RECORDS SUPPLIED =>
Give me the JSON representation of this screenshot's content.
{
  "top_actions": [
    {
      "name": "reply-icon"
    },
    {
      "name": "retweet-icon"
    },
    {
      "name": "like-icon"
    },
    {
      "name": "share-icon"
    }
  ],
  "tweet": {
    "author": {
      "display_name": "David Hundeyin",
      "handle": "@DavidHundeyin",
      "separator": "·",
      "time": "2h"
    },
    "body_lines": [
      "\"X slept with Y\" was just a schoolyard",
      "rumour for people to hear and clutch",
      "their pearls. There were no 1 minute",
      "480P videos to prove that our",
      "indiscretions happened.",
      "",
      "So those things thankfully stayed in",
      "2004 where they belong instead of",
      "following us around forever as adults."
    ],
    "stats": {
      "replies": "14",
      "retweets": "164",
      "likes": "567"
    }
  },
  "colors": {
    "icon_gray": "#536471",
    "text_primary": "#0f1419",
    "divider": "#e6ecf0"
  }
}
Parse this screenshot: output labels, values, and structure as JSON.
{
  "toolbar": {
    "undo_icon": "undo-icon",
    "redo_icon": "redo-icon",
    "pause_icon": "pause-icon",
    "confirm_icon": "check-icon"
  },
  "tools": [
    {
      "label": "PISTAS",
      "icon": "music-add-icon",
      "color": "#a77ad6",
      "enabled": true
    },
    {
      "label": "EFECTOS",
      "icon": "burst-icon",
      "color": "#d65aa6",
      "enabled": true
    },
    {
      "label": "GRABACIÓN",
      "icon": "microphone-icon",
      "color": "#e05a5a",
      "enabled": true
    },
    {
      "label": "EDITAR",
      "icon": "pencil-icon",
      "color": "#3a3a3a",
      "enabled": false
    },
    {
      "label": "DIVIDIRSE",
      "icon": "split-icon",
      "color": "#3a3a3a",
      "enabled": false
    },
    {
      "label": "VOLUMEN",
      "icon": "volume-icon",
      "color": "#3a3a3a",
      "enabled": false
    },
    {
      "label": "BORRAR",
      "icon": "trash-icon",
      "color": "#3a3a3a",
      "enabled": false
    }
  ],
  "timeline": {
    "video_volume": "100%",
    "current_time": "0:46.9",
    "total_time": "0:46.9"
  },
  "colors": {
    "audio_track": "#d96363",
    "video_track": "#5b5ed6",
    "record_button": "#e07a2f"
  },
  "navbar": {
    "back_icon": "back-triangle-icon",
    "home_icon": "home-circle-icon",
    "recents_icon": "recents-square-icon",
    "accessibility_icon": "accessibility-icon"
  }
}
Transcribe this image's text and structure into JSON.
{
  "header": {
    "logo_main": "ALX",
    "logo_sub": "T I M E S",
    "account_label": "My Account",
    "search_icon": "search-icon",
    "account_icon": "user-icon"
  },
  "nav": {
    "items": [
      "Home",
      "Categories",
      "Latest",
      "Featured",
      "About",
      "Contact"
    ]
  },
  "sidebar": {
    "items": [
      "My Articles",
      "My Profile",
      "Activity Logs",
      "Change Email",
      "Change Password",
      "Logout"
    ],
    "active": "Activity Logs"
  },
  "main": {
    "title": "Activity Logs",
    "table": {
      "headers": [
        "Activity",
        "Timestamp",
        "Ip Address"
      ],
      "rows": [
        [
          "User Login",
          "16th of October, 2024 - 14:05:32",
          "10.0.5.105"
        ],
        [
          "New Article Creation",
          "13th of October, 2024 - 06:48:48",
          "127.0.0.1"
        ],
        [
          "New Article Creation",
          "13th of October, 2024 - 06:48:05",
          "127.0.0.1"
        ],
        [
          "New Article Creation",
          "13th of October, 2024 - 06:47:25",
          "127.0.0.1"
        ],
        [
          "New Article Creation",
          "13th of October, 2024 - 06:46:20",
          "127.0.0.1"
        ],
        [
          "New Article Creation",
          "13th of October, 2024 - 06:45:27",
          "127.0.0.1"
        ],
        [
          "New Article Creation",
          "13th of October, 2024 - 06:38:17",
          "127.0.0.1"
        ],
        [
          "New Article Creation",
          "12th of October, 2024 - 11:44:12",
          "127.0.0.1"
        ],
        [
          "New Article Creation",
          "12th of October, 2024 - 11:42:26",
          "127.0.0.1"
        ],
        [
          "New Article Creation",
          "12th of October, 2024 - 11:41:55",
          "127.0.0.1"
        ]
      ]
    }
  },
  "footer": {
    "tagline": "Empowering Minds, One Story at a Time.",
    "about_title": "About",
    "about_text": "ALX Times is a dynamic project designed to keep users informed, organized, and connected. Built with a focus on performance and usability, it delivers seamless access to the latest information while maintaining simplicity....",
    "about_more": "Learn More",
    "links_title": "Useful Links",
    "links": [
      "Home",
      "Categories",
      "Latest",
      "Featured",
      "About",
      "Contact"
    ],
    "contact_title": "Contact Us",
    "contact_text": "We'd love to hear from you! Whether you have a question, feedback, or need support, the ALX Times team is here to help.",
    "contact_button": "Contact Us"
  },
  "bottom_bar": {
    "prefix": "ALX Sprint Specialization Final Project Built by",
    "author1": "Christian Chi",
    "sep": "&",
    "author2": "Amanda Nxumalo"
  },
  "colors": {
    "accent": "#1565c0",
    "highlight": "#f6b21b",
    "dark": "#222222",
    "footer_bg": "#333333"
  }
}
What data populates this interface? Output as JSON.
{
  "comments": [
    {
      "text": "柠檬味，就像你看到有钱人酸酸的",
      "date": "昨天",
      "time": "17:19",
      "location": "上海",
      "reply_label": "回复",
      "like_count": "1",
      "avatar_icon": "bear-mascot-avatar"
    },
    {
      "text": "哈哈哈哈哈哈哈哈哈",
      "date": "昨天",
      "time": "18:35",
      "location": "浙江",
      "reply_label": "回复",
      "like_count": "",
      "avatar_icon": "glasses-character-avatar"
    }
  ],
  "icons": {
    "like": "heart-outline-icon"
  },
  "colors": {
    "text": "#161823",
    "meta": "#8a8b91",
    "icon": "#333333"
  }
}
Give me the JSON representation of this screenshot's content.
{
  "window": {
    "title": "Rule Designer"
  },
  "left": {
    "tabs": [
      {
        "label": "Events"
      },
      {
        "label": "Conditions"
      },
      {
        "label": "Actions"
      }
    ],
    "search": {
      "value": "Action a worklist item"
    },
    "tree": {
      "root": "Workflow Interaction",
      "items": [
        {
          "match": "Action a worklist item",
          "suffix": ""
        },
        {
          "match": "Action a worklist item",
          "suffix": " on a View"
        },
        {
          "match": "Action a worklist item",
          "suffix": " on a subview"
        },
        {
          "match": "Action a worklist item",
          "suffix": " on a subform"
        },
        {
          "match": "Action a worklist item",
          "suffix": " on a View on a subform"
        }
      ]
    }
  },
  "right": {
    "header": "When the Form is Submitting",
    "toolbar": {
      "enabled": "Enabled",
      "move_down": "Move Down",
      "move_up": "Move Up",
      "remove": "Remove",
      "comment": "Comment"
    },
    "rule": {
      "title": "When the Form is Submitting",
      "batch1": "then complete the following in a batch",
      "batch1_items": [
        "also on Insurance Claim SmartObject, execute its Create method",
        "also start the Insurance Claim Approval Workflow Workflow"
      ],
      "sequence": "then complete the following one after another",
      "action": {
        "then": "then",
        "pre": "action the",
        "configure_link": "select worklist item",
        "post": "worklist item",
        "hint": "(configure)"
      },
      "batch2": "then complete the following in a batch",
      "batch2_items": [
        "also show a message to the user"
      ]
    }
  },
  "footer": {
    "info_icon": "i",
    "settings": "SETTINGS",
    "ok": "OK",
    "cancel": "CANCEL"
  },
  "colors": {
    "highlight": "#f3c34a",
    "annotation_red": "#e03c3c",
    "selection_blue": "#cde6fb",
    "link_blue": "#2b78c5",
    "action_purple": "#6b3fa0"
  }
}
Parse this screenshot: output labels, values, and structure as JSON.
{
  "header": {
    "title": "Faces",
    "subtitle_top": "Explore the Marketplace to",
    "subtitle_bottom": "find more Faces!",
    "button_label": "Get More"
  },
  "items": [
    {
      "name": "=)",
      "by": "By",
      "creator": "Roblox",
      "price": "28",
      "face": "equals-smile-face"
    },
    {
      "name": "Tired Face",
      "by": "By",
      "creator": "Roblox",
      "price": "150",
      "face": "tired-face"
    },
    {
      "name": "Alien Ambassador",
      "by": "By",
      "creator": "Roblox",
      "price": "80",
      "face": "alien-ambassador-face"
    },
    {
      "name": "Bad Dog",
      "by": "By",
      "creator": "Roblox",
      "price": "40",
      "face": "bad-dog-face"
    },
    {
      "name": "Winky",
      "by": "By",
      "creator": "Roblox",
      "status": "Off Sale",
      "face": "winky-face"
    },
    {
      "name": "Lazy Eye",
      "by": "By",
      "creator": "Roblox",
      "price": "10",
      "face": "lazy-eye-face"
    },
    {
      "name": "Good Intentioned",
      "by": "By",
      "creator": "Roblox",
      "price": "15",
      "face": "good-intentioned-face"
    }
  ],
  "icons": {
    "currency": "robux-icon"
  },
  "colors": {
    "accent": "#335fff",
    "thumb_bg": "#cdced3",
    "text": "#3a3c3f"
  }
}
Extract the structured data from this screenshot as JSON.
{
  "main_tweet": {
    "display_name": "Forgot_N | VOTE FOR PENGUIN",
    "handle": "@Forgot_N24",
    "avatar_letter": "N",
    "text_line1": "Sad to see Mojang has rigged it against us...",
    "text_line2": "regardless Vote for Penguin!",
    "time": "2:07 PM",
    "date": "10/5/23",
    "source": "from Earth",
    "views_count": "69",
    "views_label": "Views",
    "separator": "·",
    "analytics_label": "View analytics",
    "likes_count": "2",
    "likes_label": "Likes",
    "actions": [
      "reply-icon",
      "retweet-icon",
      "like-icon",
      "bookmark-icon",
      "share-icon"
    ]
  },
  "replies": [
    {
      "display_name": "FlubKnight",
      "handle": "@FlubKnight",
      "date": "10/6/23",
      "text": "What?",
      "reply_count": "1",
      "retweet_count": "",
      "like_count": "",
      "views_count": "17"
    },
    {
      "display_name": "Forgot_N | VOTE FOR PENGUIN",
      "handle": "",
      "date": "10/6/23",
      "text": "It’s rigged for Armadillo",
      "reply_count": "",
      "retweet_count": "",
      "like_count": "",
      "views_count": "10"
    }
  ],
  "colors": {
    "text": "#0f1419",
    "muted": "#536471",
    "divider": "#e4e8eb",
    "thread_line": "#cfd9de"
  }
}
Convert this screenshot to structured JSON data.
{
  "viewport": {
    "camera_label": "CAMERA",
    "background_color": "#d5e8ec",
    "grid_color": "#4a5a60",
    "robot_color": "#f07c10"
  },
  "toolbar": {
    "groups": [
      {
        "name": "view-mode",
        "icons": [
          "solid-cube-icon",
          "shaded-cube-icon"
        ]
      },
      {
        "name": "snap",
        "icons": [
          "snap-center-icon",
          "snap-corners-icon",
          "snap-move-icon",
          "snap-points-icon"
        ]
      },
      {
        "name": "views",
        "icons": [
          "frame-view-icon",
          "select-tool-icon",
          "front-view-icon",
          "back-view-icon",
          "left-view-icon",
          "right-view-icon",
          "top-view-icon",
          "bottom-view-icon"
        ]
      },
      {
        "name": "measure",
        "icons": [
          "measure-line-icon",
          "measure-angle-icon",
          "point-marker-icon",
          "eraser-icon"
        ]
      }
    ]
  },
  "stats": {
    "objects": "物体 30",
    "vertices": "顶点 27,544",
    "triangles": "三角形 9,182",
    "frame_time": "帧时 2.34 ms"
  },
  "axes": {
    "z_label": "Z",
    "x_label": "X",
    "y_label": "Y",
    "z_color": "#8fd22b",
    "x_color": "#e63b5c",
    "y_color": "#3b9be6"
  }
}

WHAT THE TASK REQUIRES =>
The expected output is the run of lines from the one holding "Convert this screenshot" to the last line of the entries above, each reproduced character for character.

OUTPUT FOR THIS TASK =>
Convert this screenshot to structured JSON data.
{
  "viewport": {
    "camera_label": "CAMERA",
    "background_color": "#d5e8ec",
    "grid_color": "#4a5a60",
    "robot_color": "#f07c10"
  },
  "toolbar": {
    "groups": [
      {
        "name": "view-mode",
        "icons": [
          "solid-cube-icon",
          "shaded-cube-icon"
        ]
      },
      {
        "name": "snap",
        "icons": [
          "snap-center-icon",
          "snap-corners-icon",
          "snap-move-icon",
          "snap-points-icon"
        ]
      },
      {
        "name": "views",
        "icons": [
          "frame-view-icon",
          "select-tool-icon",
          "front-view-icon",
          "back-view-icon",
          "left-view-icon",
          "right-view-icon",
          "top-view-icon",
          "bottom-view-icon"
        ]
      },
      {
        "name": "measure",
        "icons": [
          "measure-line-icon",
          "measure-angle-icon",
          "point-marker-icon",
          "eraser-icon"
        ]
      }
    ]
  },
  "stats": {
    "objects": "物体 30",
    "vertices": "顶点 27,544",
    "triangles": "三角形 9,182",
    "frame_time": "帧时 2.34 ms"
  },
  "axes": {
    "z_label": "Z",
    "x_label": "X",
    "y_label": "Y",
    "z_color": "#8fd22b",
    "x_color": "#e63b5c",
    "y_color": "#3b9be6"
  }
}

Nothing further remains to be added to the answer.